▶ [What the exercise asks]
Every record must be copied exactly, from first line to last.

Web page and app entries
□ □ □ □ □ □ □
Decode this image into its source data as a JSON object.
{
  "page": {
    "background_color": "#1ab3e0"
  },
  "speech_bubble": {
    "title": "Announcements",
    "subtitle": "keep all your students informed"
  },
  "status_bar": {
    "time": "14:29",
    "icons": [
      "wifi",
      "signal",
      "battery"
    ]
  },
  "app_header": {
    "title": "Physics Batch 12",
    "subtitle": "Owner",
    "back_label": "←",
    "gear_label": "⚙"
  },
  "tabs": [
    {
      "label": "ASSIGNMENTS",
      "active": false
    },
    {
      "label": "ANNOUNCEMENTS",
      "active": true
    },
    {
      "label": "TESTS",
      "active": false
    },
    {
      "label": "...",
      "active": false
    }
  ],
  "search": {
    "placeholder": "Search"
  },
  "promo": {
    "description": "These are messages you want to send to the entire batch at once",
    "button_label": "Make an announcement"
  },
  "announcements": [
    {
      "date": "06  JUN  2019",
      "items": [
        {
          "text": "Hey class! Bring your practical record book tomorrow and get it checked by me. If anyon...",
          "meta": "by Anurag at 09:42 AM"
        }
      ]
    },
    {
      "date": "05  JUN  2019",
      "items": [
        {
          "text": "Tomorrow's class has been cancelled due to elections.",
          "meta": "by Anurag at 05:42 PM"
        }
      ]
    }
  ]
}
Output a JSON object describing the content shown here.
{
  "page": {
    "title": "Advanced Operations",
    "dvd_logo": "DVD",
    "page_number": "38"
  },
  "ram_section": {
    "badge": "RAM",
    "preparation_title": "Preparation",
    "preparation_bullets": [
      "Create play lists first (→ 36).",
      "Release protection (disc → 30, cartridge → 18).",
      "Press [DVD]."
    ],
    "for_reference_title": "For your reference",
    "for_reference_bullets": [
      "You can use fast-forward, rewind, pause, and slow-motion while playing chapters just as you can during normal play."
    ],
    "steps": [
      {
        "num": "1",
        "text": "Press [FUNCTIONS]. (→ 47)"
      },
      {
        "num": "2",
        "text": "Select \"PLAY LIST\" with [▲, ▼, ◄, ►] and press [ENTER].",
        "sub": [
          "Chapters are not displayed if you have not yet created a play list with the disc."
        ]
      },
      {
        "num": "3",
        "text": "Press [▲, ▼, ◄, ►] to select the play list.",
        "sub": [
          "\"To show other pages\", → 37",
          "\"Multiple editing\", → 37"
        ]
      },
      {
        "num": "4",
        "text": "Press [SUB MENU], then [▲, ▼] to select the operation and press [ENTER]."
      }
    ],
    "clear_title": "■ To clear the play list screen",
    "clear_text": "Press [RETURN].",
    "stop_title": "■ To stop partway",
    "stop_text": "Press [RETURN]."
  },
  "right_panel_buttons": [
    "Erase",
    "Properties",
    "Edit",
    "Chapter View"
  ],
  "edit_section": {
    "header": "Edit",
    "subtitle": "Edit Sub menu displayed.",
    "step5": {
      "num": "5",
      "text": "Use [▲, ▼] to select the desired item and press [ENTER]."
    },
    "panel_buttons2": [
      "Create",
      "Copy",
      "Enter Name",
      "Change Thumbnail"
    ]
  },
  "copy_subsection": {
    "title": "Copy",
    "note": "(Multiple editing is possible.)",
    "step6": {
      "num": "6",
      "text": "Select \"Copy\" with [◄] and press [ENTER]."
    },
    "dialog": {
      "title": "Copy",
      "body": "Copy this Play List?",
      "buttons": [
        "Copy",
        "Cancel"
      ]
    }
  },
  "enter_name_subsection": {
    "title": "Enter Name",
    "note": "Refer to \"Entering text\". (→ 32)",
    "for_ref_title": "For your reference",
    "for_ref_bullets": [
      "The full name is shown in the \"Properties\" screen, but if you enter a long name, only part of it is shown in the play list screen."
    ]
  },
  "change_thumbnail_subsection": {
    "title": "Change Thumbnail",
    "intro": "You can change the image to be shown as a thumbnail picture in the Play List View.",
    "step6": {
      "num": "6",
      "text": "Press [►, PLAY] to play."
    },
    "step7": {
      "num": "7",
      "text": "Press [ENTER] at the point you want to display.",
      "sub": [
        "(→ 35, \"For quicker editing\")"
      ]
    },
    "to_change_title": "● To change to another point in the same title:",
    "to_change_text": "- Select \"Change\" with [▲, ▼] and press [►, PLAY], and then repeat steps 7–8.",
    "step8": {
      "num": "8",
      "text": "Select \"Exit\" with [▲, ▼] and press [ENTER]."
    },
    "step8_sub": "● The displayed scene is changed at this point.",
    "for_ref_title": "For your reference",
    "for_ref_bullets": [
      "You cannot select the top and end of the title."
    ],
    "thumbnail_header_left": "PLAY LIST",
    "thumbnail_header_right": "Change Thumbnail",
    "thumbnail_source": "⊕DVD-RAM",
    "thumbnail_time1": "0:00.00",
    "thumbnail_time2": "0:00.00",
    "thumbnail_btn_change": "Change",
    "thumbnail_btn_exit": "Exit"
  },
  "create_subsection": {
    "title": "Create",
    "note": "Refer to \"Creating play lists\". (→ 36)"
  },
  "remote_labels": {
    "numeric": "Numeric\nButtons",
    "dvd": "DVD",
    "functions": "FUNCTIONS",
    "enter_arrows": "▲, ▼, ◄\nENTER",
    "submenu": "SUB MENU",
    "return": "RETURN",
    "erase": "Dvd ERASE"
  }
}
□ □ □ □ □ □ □
▶ [Output for this exercise]
Decode this image into its source data as a JSON object.
{
  "page": {
    "background_color": "#1ab3e0"
  },
  "speech_bubble": {
    "title": "Announcements",
    "subtitle": "keep all your students informed"
  },
  "status_bar": {
    "time": "14:29",
    "icons": [
      "wifi",
      "signal",
      "battery"
    ]
  },
  "app_header": {
    "title": "Physics Batch 12",
    "subtitle": "Owner",
    "back_label": "←",
    "gear_label": "⚙"
  },
  "tabs": [
    {
      "label": "ASSIGNMENTS",
      "active": false
    },
    {
      "label": "ANNOUNCEMENTS",
      "active": true
    },
    {
      "label": "TESTS",
      "active": false
    },
    {
      "label": "...",
      "active": false
    }
  ],
  "search": {
    "placeholder": "Search"
  },
  "promo": {
    "description": "These are messages you want to send to the entire batch at once",
    "button_label": "Make an announcement"
  },
  "announcements": [
    {
      "date": "06  JUN  2019",
      "items": [
        {
          "text": "Hey class! Bring your practical record book tomorrow and get it checked by me. If anyon...",
          "meta": "by Anurag at 09:42 AM"
        }
      ]
    },
    {
      "date": "05  JUN  2019",
      "items": [
        {
          "text": "Tomorrow's class has been cancelled due to elections.",
          "meta": "by Anurag at 05:42 PM"
        }
      ]
    }
  ]
}
Output a JSON object describing the content shown here.
{
  "page": {
    "title": "Advanced Operations",
    "dvd_logo": "DVD",
    "page_number": "38"
  },
  "ram_section": {
    "badge": "RAM",
    "preparation_title": "Preparation",
    "preparation_bullets": [
      "Create play lists first (→ 36).",
      "Release protection (disc → 30, cartridge → 18).",
      "Press [DVD]."
    ],
    "for_reference_title": "For your reference",
    "for_reference_bullets": [
      "You can use fast-forward, rewind, pause, and slow-motion while playing chapters just as you can during normal play."
    ],
    "steps": [
      {
        "num": "1",
        "text": "Press [FUNCTIONS]. (→ 47)"
      },
      {
        "num": "2",
        "text": "Select \"PLAY LIST\" with [▲, ▼, ◄, ►] and press [ENTER].",
        "sub": [
          "Chapters are not displayed if you have not yet created a play list with the disc."
        ]
      },
      {
        "num": "3",
        "text": "Press [▲, ▼, ◄, ►] to select the play list.",
        "sub": [
          "\"To show other pages\", → 37",
          "\"Multiple editing\", → 37"
        ]
      },
      {
        "num": "4",
        "text": "Press [SUB MENU], then [▲, ▼] to select the operation and press [ENTER]."
      }
    ],
    "clear_title": "■ To clear the play list screen",
    "clear_text": "Press [RETURN].",
    "stop_title": "■ To stop partway",
    "stop_text": "Press [RETURN]."
  },
  "right_panel_buttons": [
    "Erase",
    "Properties",
    "Edit",
    "Chapter View"
  ],
  "edit_section": {
    "header": "Edit",
    "subtitle": "Edit Sub menu displayed.",
    "step5": {
      "num": "5",
      "text": "Use [▲, ▼] to select the desired item and press [ENTER]."
    },
    "panel_buttons2": [
      "Create",
      "Copy",
      "Enter Name",
      "Change Thumbnail"
    ]
  },
  "copy_subsection": {
    "title": "Copy",
    "note": "(Multiple editing is possible.)",
    "step6": {
      "num": "6",
      "text": "Select \"Copy\" with [◄] and press [ENTER]."
    },
    "dialog": {
      "title": "Copy",
      "body": "Copy this Play List?",
      "buttons": [
        "Copy",
        "Cancel"
      ]
    }
  },
  "enter_name_subsection": {
    "title": "Enter Name",
    "note": "Refer to \"Entering text\". (→ 32)",
    "for_ref_title": "For your reference",
    "for_ref_bullets": [
      "The full name is shown in the \"Properties\" screen, but if you enter a long name, only part of it is shown in the play list screen."
    ]
  },
  "change_thumbnail_subsection": {
    "title": "Change Thumbnail",
    "intro": "You can change the image to be shown as a thumbnail picture in the Play List View.",
    "step6": {
      "num": "6",
      "text": "Press [►, PLAY] to play."
    },
    "step7": {
      "num": "7",
      "text": "Press [ENTER] at the point you want to display.",
      "sub": [
        "(→ 35, \"For quicker editing\")"
      ]
    },
    "to_change_title": "● To change to another point in the same title:",
    "to_change_text": "- Select \"Change\" with [▲, ▼] and press [►, PLAY], and then repeat steps 7–8.",
    "step8": {
      "num": "8",
      "text": "Select \"Exit\" with [▲, ▼] and press [ENTER]."
    },
    "step8_sub": "● The displayed scene is changed at this point.",
    "for_ref_title": "For your reference",
    "for_ref_bullets": [
      "You cannot select the top and end of the title."
    ],
    "thumbnail_header_left": "PLAY LIST",
    "thumbnail_header_right": "Change Thumbnail",
    "thumbnail_source": "⊕DVD-RAM",
    "thumbnail_time1": "0:00.00",
    "thumbnail_time2": "0:00.00",
    "thumbnail_btn_change": "Change",
    "thumbnail_btn_exit": "Exit"
  },
  "create_subsection": {
    "title": "Create",
    "note": "Refer to \"Creating play lists\". (→ 36)"
  },
  "remote_labels": {
    "numeric": "Numeric\nButtons",
    "dvd": "DVD",
    "functions": "FUNCTIONS",
    "enter_arrows": "▲, ▼, ◄\nENTER",
    "submenu": "SUB MENU",
    "return": "RETURN",
    "erase": "Dvd ERASE"
  }
}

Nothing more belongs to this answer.